Obama's Afghanistan decision evokes LBJ's 1965 order on Vietnam buildup
In 1965, Lyndon B. Johnson took ownership of a war he, like Obama, had inherited. Gen. William Westmoreland wanted more troops in Vietnam, and after a protracted debate within the White House, Johnson sent them.
Over the next three years, he would send hundreds of thousands more and launch a carpet-bombing campaign against North Vietnam. Johnson's presidency – and many argue, Johnson himself – were destroyed long before America could finally, 10 years later, quit Vietnam.
Obama's decision to send 30,000 more U.S. troops to Afghanistan has reawakened those memories of Vietnam's early days, and brought unsettling comparisons from an array of historians who have spent their careers studying Johnson.
Many of those doubts, historians now know, were shared by Johnson himself, as revealed by White House tapes of telephone recordings released to historians over the years. Listening to them again this week chilled some of the men who know best what that decision cost Johnson.
comments powered by Disqus
- NYT History Book Reviews: Who Got Noticed this Week?
- Researchers have discovered a previously unknown 149-page manuscript defending homosexuality.
- What Counts as Historical Evidence? The Fracas over John Stauffer’s Black Confederates
- Israeli journalist-turned-biographer, Shabtai Teveth, is remembered for his attack on the New Historians

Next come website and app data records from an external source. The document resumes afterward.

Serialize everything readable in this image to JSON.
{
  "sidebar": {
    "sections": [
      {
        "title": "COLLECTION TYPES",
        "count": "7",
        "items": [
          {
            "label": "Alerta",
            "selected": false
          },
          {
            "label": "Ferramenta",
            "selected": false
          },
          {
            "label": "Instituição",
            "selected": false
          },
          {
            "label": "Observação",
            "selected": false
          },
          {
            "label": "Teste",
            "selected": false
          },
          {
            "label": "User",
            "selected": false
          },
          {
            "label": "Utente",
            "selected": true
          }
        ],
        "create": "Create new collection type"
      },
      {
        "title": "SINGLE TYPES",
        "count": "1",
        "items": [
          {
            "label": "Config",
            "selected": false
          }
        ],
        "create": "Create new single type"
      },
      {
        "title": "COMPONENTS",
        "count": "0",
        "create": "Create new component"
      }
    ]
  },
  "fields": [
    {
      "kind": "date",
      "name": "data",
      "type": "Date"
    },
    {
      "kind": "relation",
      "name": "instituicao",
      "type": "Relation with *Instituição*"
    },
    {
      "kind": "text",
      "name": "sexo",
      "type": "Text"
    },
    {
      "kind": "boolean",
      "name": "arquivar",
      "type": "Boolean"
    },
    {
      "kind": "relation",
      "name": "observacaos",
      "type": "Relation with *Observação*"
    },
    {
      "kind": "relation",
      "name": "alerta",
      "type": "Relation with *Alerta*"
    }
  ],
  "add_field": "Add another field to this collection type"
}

- Harvard’s Drew Faust says the Civil War marked the start of large-scale industrial war, not WW I